On matches, loops and loop(w)holes

Upon further reflection I would consider parts of my last posting slightly inconsistent. I suppose the “quintessence” is the emergence of a cooperative system for mankind – a thought that comes to me quite often in recent times.

In the last few days I have had some interesting and challenging conversations with Thomas. He told me a few things about NLP Trinergy and we spun a few other ideas as well. For a moment I felt like understanding the “cycle of rebirth” and kamma for the first time. I also wondered whether there could be a structural match between the Buddhist triad “greed, aversion, delusion” and some Trinergy triads (e.g. mentor/saviour, muse/victim, doer/culprit).

Discovering such matches can be great fun. It’s a bit like highly abstract pattern recognition. I probably like it too much, but who knows? Someday it might be good for something.

Today I re-discovered (I tend to “forget” a lot of things!) the significant role of internal and external justifications. This could be one of the key inhibition factors for my progress, as I can easily observe how they create and nurture loops and “vicious circles”. Yes, there is a loophole for this loop! It encompasses mindfulness and constant practice.

I also realized – thanks to the conversations with Thomas – how the “Systematic Approach” (a structured collection of mind-maps which I have created some weeks ago) is far more problem-oriented, rather than solution-oriented, than what I thought. Indeed it was supposed to facilitate a transition from the former to the latter orientation: status quo – disadvantages – analysis – solution ideas – experiences – progress – advantages – destination. But guess what, I have mainly been focusing on the former (problem/past-oriented) part. I still think it could be useful to some extent, but only when properly used! D’oh. :-)

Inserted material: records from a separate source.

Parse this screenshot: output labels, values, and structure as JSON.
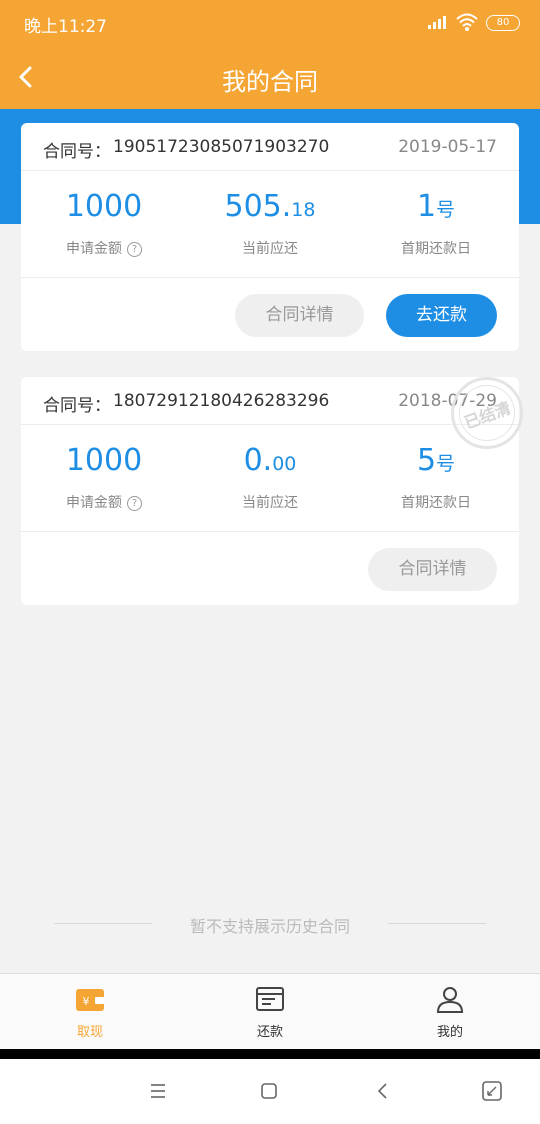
{
  "status": {
    "time": "晚上11:27",
    "battery": "80"
  },
  "nav": {
    "title": "我的合同"
  },
  "contracts": [
    {
      "label": "合同号：",
      "number": "19051723085071903270",
      "date": "2019-05-17",
      "amount": "1000",
      "amount_label": "申请金额",
      "due_int": "505.",
      "due_dec": "18",
      "due_label": "当前应还",
      "first_day": "1",
      "first_day_unit": "号",
      "first_day_label": "首期还款日",
      "detail_btn": "合同详情",
      "repay_btn": "去还款"
    },
    {
      "label": "合同号：",
      "number": "18072912180426283296",
      "date": "2018-07-29",
      "amount": "1000",
      "amount_label": "申请金额",
      "due_int": "0.",
      "due_dec": "00",
      "due_label": "当前应还",
      "first_day": "5",
      "first_day_unit": "号",
      "first_day_label": "首期还款日",
      "detail_btn": "合同详情",
      "stamp": "已结清"
    }
  ],
  "history_note": "暂不支持展示历史合同",
  "tabs": [
    {
      "label": "取现",
      "active": true,
      "icon": "wallet-icon"
    },
    {
      "label": "还款",
      "active": false,
      "icon": "bill-icon"
    },
    {
      "label": "我的",
      "active": false,
      "icon": "user-icon"
    }
  ],
  "colors": {
    "accent": "#f5a533",
    "blue": "#1e8ee5"
  }
}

These are interesting days. And still there is so much to learn. Oh, by the way, I learned my first Polish words today! :-)

1 thought on “On matches, loops and loop(w)holes

  1. Quote: Discovering such matches can be great fun. It’s a bit like highly abstract pattern recognition.

    I also find it endlessly fascinating to translate different concepts between different world-views. Of course, I have to be careful that I’m seeing actual similarities, and not just imagining them.

    I’ve been studying this matter in some detail lately because it bears upon a skill that I call “translecture” — “reading through” (and past, and beyond) the words to get at whatever truth appears behind what is being said.

    I’ve found it difficult to find people who “speak the same language” that I do, and are “on the same wavelength” on most topics. So I have little choice but to translate (“decompile”?) what people say.

    It’s a lossy process. After you strip away the doctrine, dogma, conditioning etc. from what somebody says, you’re usually left with little beyond this simple message: “Give me what I need without changing me.”

    Quote: I also realized … the “Systematic Approach” … is far more problem-oriented, rather than solution-oriented …

    I’ve created several elegant systems of analysis, only to discover that the analysis itself has become the problem, as it separates me from the reality I’m trying to … grasp. Cling to?

    I view these “elegant” models of mine as mere tools, not to be taken too seriously. Somebody might represent something as a triangle, but I’ll see the same thing in terms of, say, “finite element stress analysis”. Same concept, different approach — and (typically) an inability to communicate with those who use different models. Which leads to arguments, wars and fun stuff like that.

    Small wonder people like to continue to believe what they already believe. It SEEMS so much easier when you’re not aware of the cost.

Leave a Reply

Your email address will not be published.